. . . this amendment seems to be very vague. I think there are problems with the amendment. It seems to have been drafted somewhat on the run . . .

I will say it was. Neither the Senate nor the Opposition could place it in the proper context of the Bill. The amendment is also discriminatory in its application. The Senate amendment places non-citizens convicted of trafficking in dangerous drugs who receive a light prison sentence or even a suspended sentence in exactly the same situation as a non-citizen convicted of, say, murder or rape, who receives a life sentence. The gravity of the crime can be determined only by a court, and it is reasonable to regard the length of sentence as being indicative of the court's view.
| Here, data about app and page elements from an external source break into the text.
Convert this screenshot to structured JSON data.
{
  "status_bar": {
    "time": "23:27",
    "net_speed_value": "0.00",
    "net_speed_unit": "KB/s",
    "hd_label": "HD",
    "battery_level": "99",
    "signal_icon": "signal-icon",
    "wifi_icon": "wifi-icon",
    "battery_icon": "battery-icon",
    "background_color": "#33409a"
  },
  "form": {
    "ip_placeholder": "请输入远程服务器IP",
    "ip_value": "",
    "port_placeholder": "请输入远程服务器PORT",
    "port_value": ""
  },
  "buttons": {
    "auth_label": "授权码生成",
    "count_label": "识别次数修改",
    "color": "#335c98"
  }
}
The Government cannot accept an amendment which allows such an anomaly, for where the law creates anomalies, ministerial discretion has the potential to exacerbate those anomalies.

I wish to make one other observation and then to predict what the Government intends to do with the Migration Act. The Migration Amendment Bill has been considered by the Senate Standing Committee for the Scrutiny of Bills. The comments made by that Committee deserve consideration. I assure this chamber that they will receive consideration following a further review of the Act after receipt of the Human Rights Commission report on the Act. At this stage I can only really express surprise that the Senate has not seen fit to take up any of the points raised by its own Standing Committee. For instance, I do have reason to expect that the Senate will now pass this Bill. I note, and I sincerely hope, that that is so.

I note the complaints made in speeches in the Senate during the debate. I note the complaints made by Senator Martin. To an extent they had some validity. Let me explain. The sections relating to the Crimes Act, that is, sections 24, 24AA, 24AB, 24C, 25, 26, 6, 7 and 86 (1), were included as security related offences in the Bill, conviction on which would render a person always deportable. It was said: Why include all those sections of the Crimes Act and leave out sections 78 and 81 which relate to espionage offences? I simply express surprise that seeing Opposition senators had the numbers during this debate, and if they felt this matter was important, they did not send it here as an amendment. I would have been inclined to accept it if they had, but they did not; they left it out. The Opposition did not seek to amend clause 11 (2) (c) of the Bill.

I am led to believe, and honourable members should listen so that they will understand perfectly when they make their contribution, that I am not now in a position to amend the Bill further. I say this: A further review of this Act will occur after the Human Rights Commission, which is currently receiving submissions in Melbourne, delivers its report to this Parliament. I will consider again clause 11 (2) and consider including espionage related crimes as grounds for permanent deportation. However, there is a further problem in relating permanent liability for deportation on security grounds to actual conviction under the Crimes Act; that is, the Crimes Act is also, in my view, in dire need of review. Indeed, it has been pointed out by members of the Opposition that many offences in the current Crimes Act are now virtually obsolete. There have never been any convictions for any offences as far as we know. So there is a problem there. I think it relates not only to our problems in relating conviction under the Crimes Act as a ground for permament liablity for deportation, which is a problem, but also there is a problem--

Mr Hodgman —Why do you not just abolish deportation completely?

Mr WEST —I am telling the honourable member that I believe there is a problem with the Crimes Act because of the obsolete nature of some of the described offences. I do believe that the Migration Act can be amended on these issues, probably before and/or after any future changes to the Crimes Act. In other words, it has to be a continuing, evolving thing. There is nothing firm or concrete about law; it should respond to the conditions of the day.

The DEPUTY CHAIRMAN (Mrs Darling) —Order! It being 12.45 p.m., in accordance with sessional order 101A, I shall report progress.

Progress reported.

Madam DEPUTY SPEAKER (Mrs Child) —It being 12.45 p.m., the House may, at a later hour this day, again resolve itself into a Committee of the Whole.

Sitting suspended from 12.46 to 2 p.m.